Mentally ill inmates at Columbus’ Franklin County jail stay longer, return more frequently and often aren't connected with the treatment they need after they leave, says a report from the Council of State Governments Justice Center quoted by the Columbus Dispatch. Now, the county and other local groups have to figure out what to do about it. The report identifies steps the county and other organizations can take to help.
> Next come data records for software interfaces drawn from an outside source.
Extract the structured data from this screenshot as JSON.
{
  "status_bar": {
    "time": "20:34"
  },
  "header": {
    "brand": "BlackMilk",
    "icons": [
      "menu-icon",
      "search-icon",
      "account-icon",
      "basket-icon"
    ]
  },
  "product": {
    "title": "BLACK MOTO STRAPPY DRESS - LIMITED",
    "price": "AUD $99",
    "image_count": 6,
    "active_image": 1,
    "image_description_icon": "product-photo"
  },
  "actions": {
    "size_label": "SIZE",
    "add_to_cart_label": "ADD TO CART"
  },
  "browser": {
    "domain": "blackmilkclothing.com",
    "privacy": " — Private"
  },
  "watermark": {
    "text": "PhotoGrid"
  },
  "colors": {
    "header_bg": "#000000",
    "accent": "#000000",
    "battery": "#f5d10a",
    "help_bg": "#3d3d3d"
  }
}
“Maybe some of them belong in jail. Many do not,” Commissioner Marilyn Brown said. “Once in jail, though, they don't get the appropriate treatment.” The full population of mentally ill jail inmates still is unknown. Jailers don't categorize whether inmates are mentally ill when they are booked, the report says, and they don't have electronic records they can access for the information. The council determined that 7 percent of those admitted to the jail had been treated for a serious mental illness and 25 percent had been treated for alcohol or drug use. National figures suggest the rates could be higher. The problem seeps into the state prison system as well. More than 20 percent of people in Ohio prisons have been diagnosed with a mental illness, costing taxpayers about $41.7 million in 2014 to pay for mental health care and medications for 10,596 mentally-ill inmates.